Other than the institutional reforms, there are certain behavioural changes that must be adopted in our societal functioning. Every time any such crime happens, the buck is often passed to the victim by the politicians. Some politicians even accuse the invasion of western culture for bringing such menace to our great Indian culture. But as they accuse western culture, they must also be reminded by someone that the model of democracy we adopted is also predominantly western and the reason why they enjoy powers and privileges is also because of the government system adopted from the west. When the politicians entrusted with the responsibility of protecting the rights of citizens become moral police and condone such heinous acts, they not only belittle the intensity of such crimes but also embolden the courage of the perpetrators.
We, as responsible voters, should take a vow and ensure that these irresponsible ministers should not be allowed to become MPs/MLAs by our votes. The Bollywood fraternity should also realise that it also has a role in normalising the eve-teasing culture. Recently, All India Bakchod came out with a video that chided Bollywood in a very sarcastic manner for the sexism shown in the movies. The directors and actors must understand that there is a very thick line between flirting and eve-teasing and one must be cautious while endorsing an eve-teaser as a protagonist.

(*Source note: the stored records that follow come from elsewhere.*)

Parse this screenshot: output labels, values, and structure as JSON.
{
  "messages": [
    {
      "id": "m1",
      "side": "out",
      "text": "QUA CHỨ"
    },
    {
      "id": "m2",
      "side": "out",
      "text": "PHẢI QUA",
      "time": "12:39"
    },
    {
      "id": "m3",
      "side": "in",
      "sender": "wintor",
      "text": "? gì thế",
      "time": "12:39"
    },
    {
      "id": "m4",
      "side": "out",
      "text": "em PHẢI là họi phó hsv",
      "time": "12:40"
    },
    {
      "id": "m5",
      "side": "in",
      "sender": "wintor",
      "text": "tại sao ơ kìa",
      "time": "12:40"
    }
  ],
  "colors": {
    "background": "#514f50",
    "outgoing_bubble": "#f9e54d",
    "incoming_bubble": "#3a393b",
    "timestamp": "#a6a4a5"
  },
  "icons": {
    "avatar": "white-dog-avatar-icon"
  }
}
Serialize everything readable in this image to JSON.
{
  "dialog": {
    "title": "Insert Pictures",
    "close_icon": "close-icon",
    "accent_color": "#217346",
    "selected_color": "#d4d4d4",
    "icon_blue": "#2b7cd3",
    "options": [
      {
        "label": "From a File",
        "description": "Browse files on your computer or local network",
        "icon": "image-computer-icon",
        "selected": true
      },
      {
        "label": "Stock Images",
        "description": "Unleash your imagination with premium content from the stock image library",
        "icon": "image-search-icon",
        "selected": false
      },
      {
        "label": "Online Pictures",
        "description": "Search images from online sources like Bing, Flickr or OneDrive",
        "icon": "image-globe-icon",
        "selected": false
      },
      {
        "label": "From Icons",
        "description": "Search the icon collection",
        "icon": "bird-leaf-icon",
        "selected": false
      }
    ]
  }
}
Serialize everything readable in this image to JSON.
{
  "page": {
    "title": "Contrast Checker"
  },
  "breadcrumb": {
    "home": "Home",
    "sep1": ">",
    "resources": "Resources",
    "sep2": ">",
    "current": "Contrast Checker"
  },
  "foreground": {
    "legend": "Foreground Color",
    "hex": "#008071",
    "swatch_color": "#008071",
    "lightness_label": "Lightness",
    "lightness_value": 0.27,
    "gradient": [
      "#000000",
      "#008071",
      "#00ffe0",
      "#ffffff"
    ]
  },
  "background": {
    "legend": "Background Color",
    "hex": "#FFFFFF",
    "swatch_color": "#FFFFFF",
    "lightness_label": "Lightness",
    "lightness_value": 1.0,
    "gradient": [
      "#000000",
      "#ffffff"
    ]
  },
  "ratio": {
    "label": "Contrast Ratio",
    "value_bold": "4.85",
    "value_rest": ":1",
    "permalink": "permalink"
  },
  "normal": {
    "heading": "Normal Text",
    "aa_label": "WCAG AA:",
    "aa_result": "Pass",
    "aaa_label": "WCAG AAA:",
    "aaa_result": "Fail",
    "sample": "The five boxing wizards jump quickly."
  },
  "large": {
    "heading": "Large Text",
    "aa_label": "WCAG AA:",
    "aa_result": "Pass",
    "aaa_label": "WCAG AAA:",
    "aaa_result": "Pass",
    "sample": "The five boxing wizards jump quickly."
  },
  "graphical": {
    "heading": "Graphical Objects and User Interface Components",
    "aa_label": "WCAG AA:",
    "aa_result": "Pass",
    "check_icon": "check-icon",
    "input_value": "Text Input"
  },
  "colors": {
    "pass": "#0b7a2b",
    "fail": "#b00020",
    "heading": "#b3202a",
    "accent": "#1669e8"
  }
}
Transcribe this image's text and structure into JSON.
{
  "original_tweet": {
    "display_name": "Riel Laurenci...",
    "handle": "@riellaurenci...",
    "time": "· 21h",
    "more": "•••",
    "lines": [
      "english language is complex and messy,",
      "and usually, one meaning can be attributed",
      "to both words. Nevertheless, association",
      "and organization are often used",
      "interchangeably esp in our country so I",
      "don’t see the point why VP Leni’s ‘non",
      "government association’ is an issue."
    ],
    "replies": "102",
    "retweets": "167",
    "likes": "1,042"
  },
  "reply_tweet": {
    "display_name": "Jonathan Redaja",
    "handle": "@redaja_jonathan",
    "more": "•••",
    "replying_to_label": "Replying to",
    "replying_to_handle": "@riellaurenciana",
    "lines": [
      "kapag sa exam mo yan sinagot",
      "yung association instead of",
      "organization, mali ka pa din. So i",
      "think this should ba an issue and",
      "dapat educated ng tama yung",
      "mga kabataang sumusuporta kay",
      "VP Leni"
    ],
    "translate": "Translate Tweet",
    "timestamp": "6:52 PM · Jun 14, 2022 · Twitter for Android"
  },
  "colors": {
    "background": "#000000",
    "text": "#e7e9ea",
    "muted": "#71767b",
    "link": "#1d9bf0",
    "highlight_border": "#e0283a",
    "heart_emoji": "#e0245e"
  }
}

Lastly, and most importantly, we have to overcome the blunt discrimination against the girls in our day to day lives. Discrimination against them starts from their time of birth to their last breath. It creates a gender distortion in society and the boys perceive themselves as the protector, controller and guide of their female counterparts. This skewed discrimination must come to and end. This discrimination is also aggravated by the legitimacy the practices like polygamy, nikah halala, marital rape enjoy in our statute book. We have to enforce the teachings of great thinkers like Raja Ram Mohan Roy, Ishwar Chandra Vidyasagar, Jyotirao Phule in our society.
If we want our country to become a world power, we must acknowledge the problems and seek a solution for the same. Where every head is held high and no mind is without fear. Where people can dress how they like, eat whatever they choose to, roam wherever they want. We cannot push our evolution back to the era before stone age. I hope this grave incident arouses the conscience of our politicians and society and they spearhead a movement that gives respect and provides safety to women and girls.